By contact-free measurement of the temperature in the coating, it is possible to find the point at which free water is no longer present in the web. This point is indicated by a more rapid increase in the temperature than previously with an associated increase in effect. Evaporation of free water takes place at ca. 65 degrees C. The critical point can be found manually by increasing and reducing the IR power and recording the temperature. Once a critical temperature value has been identified, it is possible to cause a regulator to control the IR power so that this temperature is then maintained. Alternatively, it is sometimes or frequently possible to let a computer program aromatically execute a short variation in the power, in conjunction with which the temperature gradient is recorded and the program varies the reference value of the temperature so that the system is running at the optimal temperature when free water is no longer present. Because the coating very often varies across the web, there is also a requirement to be able to locate the immobilization point in the transverse direction.
An arrangement previously disclosed in U.S. Pat. No. 5,236,839 A permits temperature measurement to be performed on a moving plastic web along zones in the web. The web is caused to be heated by a number of heaters, which are so arranged as to extend across the direction of movement of the web. The resulting measured temperature values are then used to indicate irregularities in the heating of the web and in an attempt to correct these. This is not easy to perform, however, due to the transverse positioning of the heaters and because it is also necessary to increase or reduce the supply of heat equally for all the heaters.
The need accordingly exists to be able to measure the temperature of an aforementioned web continuously along a specific larger surface in a safe and efficient fashion, and to be able to transmit the obtained measurement values to intended heaters so that the desired result is achieved.
The principal object of the present invention is thus, in the first instance, to solve the aforementioned problem by simple and effective means.

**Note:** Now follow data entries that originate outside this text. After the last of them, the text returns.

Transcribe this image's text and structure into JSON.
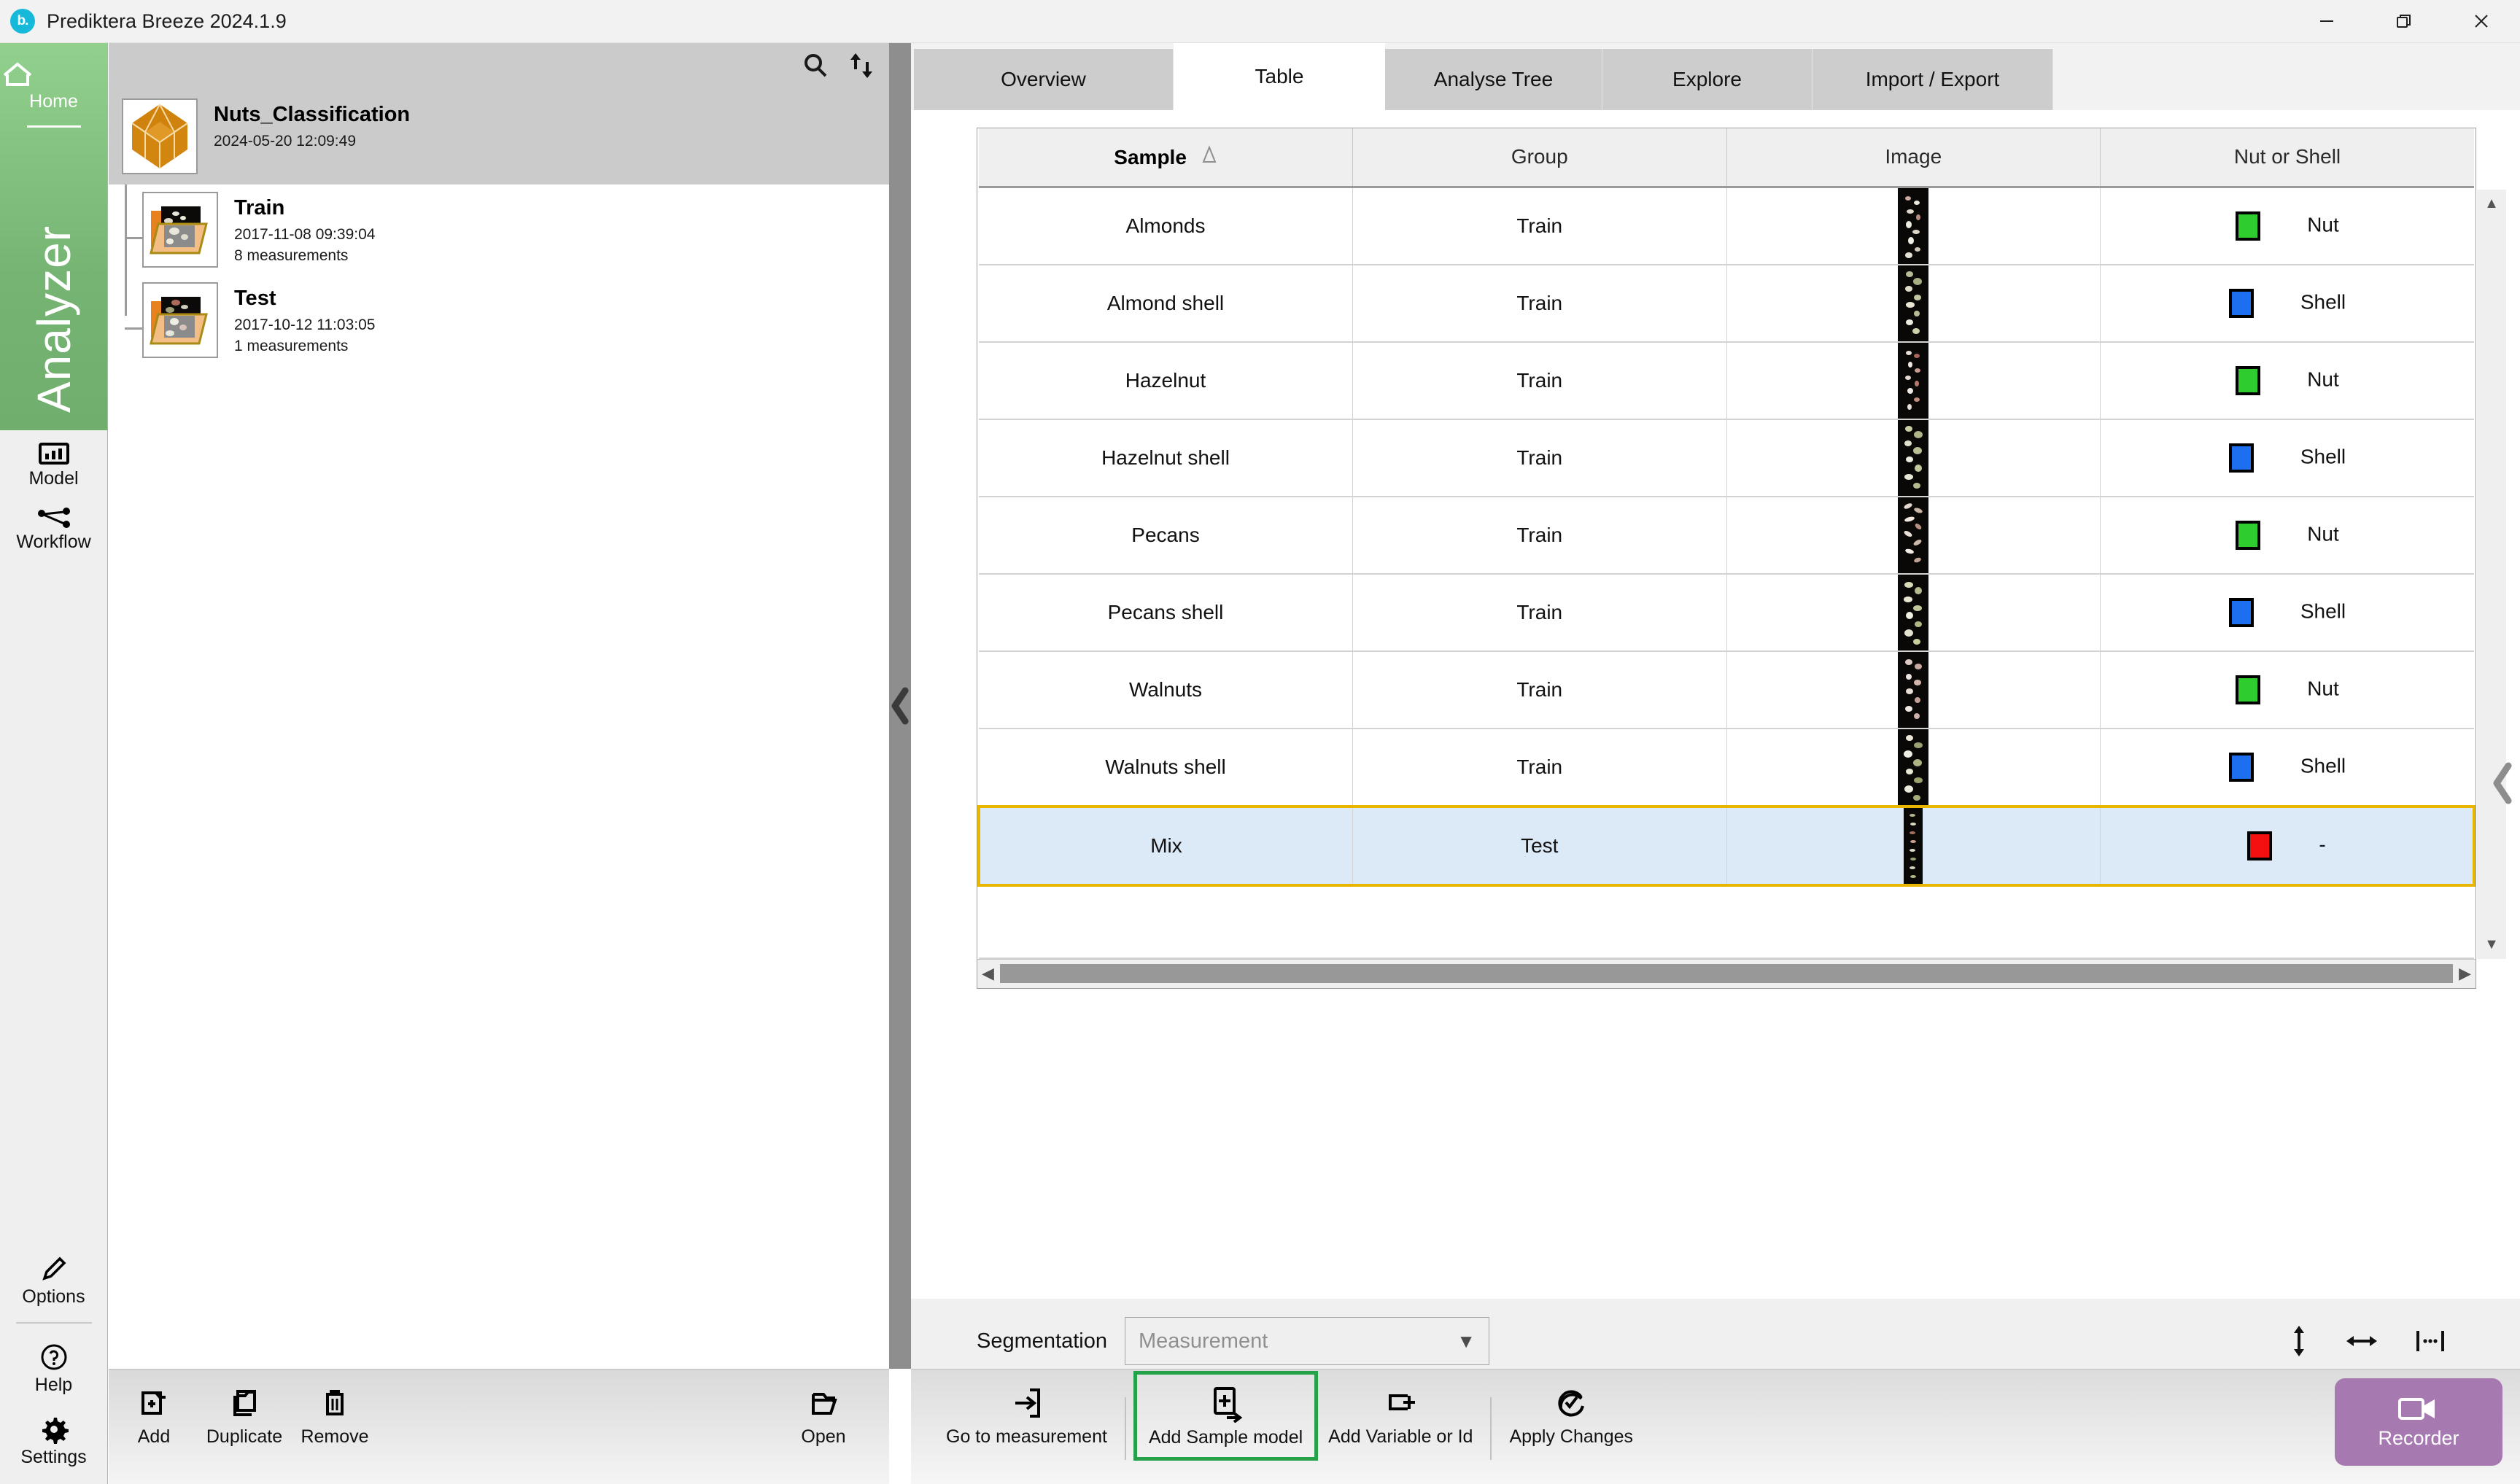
{
  "window": {
    "title": "Prediktera Breeze 2024.1.9",
    "logo_text": "b.",
    "minimize": "—",
    "restore": "❐",
    "close": "✕"
  },
  "rail": {
    "home": {
      "label": "Home",
      "icon": "home-icon"
    },
    "product": "Analyzer",
    "items": [
      {
        "label": "Model",
        "icon": "model-icon"
      },
      {
        "label": "Workflow",
        "icon": "workflow-icon"
      }
    ],
    "bottom": [
      {
        "label": "Options",
        "icon": "pencil-icon"
      },
      {
        "label": "Help",
        "icon": "question-circle-icon"
      },
      {
        "label": "Settings",
        "icon": "gear-icon"
      }
    ]
  },
  "project_panel": {
    "header_icons": [
      "search-icon",
      "sort-icon"
    ],
    "root": {
      "title": "Nuts_Classification",
      "timestamp": "2024-05-20 12:09:49",
      "icon": "cube-icon"
    },
    "children": [
      {
        "title": "Train",
        "timestamp": "2017-11-08 09:39:04",
        "measurements": "8 measurements"
      },
      {
        "title": "Test",
        "timestamp": "2017-10-12 11:03:05",
        "measurements": "1 measurements"
      }
    ],
    "toolbar": [
      {
        "label": "Add",
        "icon": "folder-plus-icon"
      },
      {
        "label": "Duplicate",
        "icon": "folder-copy-icon"
      },
      {
        "label": "Remove",
        "icon": "trash-icon"
      }
    ],
    "toolbar_right": {
      "label": "Open",
      "icon": "folder-open-icon"
    }
  },
  "splitter": {
    "collapse_icon": "chevron-left-icon",
    "expand_icon": "chevron-right-icon"
  },
  "right_edge": {
    "collapse_icon": "chevron-left-icon"
  },
  "tabs": [
    {
      "label": "Overview",
      "active": false
    },
    {
      "label": "Table",
      "active": true
    },
    {
      "label": "Analyse Tree",
      "active": false
    },
    {
      "label": "Explore",
      "active": false
    },
    {
      "label": "Import / Export",
      "active": false
    }
  ],
  "table": {
    "columns": [
      "Sample",
      "Group",
      "Image",
      "Nut or Shell"
    ],
    "sort_column": "Sample",
    "sort_indicator": "ascending",
    "rows": [
      {
        "sample": "Almonds",
        "group": "Train",
        "image": "thumbnail",
        "color": "#2ecc2e",
        "label": "Nut",
        "selected": false
      },
      {
        "sample": "Almond shell",
        "group": "Train",
        "image": "thumbnail",
        "color": "#1e6ff0",
        "label": "Shell",
        "selected": false
      },
      {
        "sample": "Hazelnut",
        "group": "Train",
        "image": "thumbnail",
        "color": "#2ecc2e",
        "label": "Nut",
        "selected": false
      },
      {
        "sample": "Hazelnut shell",
        "group": "Train",
        "image": "thumbnail",
        "color": "#1e6ff0",
        "label": "Shell",
        "selected": false
      },
      {
        "sample": "Pecans",
        "group": "Train",
        "image": "thumbnail",
        "color": "#2ecc2e",
        "label": "Nut",
        "selected": false
      },
      {
        "sample": "Pecans shell",
        "group": "Train",
        "image": "thumbnail",
        "color": "#1e6ff0",
        "label": "Shell",
        "selected": false
      },
      {
        "sample": "Walnuts",
        "group": "Train",
        "image": "thumbnail",
        "color": "#2ecc2e",
        "label": "Nut",
        "selected": false
      },
      {
        "sample": "Walnuts shell",
        "group": "Train",
        "image": "thumbnail",
        "color": "#1e6ff0",
        "label": "Shell",
        "selected": false
      },
      {
        "sample": "Mix",
        "group": "Test",
        "image": "thumbnail",
        "color": "#f41010",
        "label": "-",
        "selected": true
      }
    ],
    "selection_border_color": "#e8b600",
    "selection_row_color": "#dce9f7"
  },
  "segmentation": {
    "label": "Segmentation",
    "value": "Measurement",
    "caret": "▼",
    "icons": [
      "resize-vertical-icon",
      "resize-horizontal-icon",
      "fit-width-icon"
    ]
  },
  "main_toolbar": [
    {
      "label": "Go to measurement",
      "icon": "go-to-measurement-icon",
      "highlighted": false
    },
    {
      "label": "Add Sample model",
      "icon": "add-sample-model-icon",
      "highlighted": true
    },
    {
      "label": "Add Variable or Id",
      "icon": "add-variable-icon",
      "highlighted": false
    },
    {
      "label": "Apply Changes",
      "icon": "apply-changes-icon",
      "highlighted": false
    }
  ],
  "recorder": {
    "label": "Recorder",
    "icon": "video-camera-icon",
    "color": "#a679b0"
  }
}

The aforementioned object is achieved by means of a process in accordance with the present invention, which is characterized essentially in that, with the help of a number of temperature sensors, which are situated at a mutual distance from one another laterally across the web within evenly distributed zones, the temperature is measured continuously on the web across and along its direction of movement, in that the measurement result from the respective zone of the web is transmitted to respective drier modules for subjecting the respective associated aforementioned zones of the web to heat, in that the aforementioned drier modules are supported by an aforementioned common IR ramp, closely packed together sideways across the direction of movement of the aforementioned web and extending along the direction of movement of the aforementioned web.
A further object of the invention is to identify a reliably functioning means for performing the aforementioned process with adjustable temperature monitoring.
The aforementioned further object is achieved by means of an arrangement in accordance with the invention, which is characterized essentially in that, on an IR ramp, which accommodates a number of IR lamps intended for heating and/or drying purposes contained in drier modules and extending essentially along the direction of movement of a web of the kind in question, a number of temperature sensors are arranged, at a mutual distance from one another at one end of drier modules intended to form an IR ramp and containing lamps, laterally across the web within uniformly distributed zones and are so arranged as to be situated along the web for the purpose of continuously transmitting the measured temperature in the respective zone of the web for information to a drier module for subjecting the respective associated aforementioned zones of the web to heat.